> WHAT IS REQUIRED: All entries below must be retyped exactly, though pictures are to be skipped.

Component data from apps and pages

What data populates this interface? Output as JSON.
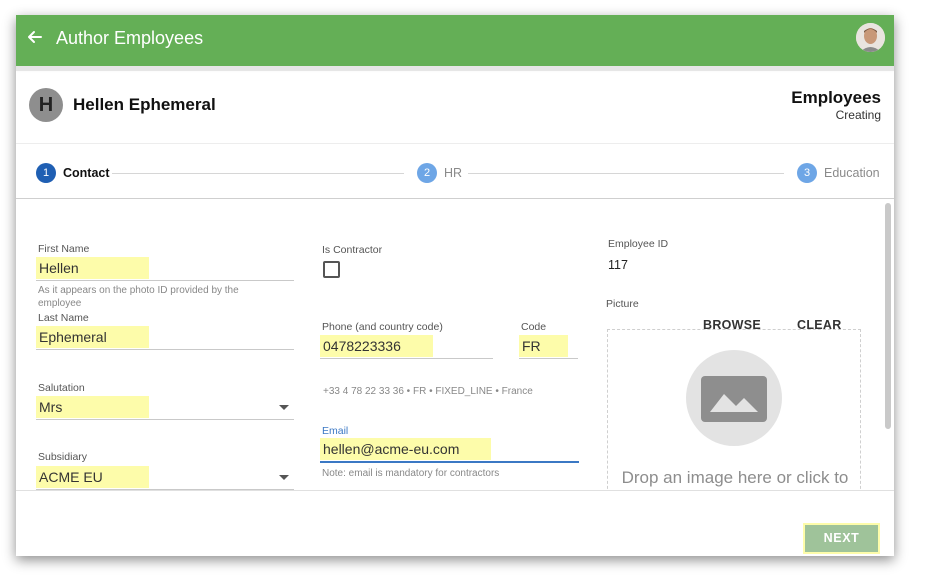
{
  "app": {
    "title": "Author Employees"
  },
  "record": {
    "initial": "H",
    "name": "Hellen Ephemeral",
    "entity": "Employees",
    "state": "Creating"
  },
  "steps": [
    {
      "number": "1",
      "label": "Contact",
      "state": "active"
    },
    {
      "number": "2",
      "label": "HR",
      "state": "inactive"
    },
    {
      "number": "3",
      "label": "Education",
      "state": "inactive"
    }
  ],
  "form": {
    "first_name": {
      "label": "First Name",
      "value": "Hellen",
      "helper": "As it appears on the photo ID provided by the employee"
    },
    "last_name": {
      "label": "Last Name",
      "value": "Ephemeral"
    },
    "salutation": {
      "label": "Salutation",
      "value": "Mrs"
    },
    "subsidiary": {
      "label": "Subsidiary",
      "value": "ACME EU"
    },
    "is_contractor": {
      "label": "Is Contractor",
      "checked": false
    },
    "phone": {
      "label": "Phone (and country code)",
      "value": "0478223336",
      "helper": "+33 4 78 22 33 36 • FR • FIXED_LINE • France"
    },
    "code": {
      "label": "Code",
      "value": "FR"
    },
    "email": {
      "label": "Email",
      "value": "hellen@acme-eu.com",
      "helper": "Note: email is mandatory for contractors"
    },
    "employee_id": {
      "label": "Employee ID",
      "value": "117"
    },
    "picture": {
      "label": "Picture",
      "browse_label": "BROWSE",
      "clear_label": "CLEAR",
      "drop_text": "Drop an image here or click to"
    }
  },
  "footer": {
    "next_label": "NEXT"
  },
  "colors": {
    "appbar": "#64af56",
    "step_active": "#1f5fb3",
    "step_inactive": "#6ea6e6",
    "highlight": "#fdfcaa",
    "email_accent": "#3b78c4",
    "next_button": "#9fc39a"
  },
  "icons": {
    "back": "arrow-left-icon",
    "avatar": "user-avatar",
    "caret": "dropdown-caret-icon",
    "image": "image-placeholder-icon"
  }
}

> WRITTEN ANSWER:
What data populates this interface? Output as JSON.
{
  "app": {
    "title": "Author Employees"
  },
  "record": {
    "initial": "H",
    "name": "Hellen Ephemeral",
    "entity": "Employees",
    "state": "Creating"
  },
  "steps": [
    {
      "number": "1",
      "label": "Contact",
      "state": "active"
    },
    {
      "number": "2",
      "label": "HR",
      "state": "inactive"
    },
    {
      "number": "3",
      "label": "Education",
      "state": "inactive"
    }
  ],
  "form": {
    "first_name": {
      "label": "First Name",
      "value": "Hellen",
      "helper": "As it appears on the photo ID provided by the employee"
    },
    "last_name": {
      "label": "Last Name",
      "value": "Ephemeral"
    },
    "salutation": {
      "label": "Salutation",
      "value": "Mrs"
    },
    "subsidiary": {
      "label": "Subsidiary",
      "value": "ACME EU"
    },
    "is_contractor": {
      "label": "Is Contractor",
      "checked": false
    },
    "phone": {
      "label": "Phone (and country code)",
      "value": "0478223336",
      "helper": "+33 4 78 22 33 36 • FR • FIXED_LINE • France"
    },
    "code": {
      "label": "Code",
      "value": "FR"
    },
    "email": {
      "label": "Email",
      "value": "hellen@acme-eu.com",
      "helper": "Note: email is mandatory for contractors"
    },
    "employee_id": {
      "label": "Employee ID",
      "value": "117"
    },
    "picture": {
      "label": "Picture",
      "browse_label": "BROWSE",
      "clear_label": "CLEAR",
      "drop_text": "Drop an image here or click to"
    }
  },
  "footer": {
    "next_label": "NEXT"
  },
  "colors": {
    "appbar": "#64af56",
    "step_active": "#1f5fb3",
    "step_inactive": "#6ea6e6",
    "highlight": "#fdfcaa",
    "email_accent": "#3b78c4",
    "next_button": "#9fc39a"
  },
  "icons": {
    "back": "arrow-left-icon",
    "avatar": "user-avatar",
    "caret": "dropdown-caret-icon",
    "image": "image-placeholder-icon"
  }
}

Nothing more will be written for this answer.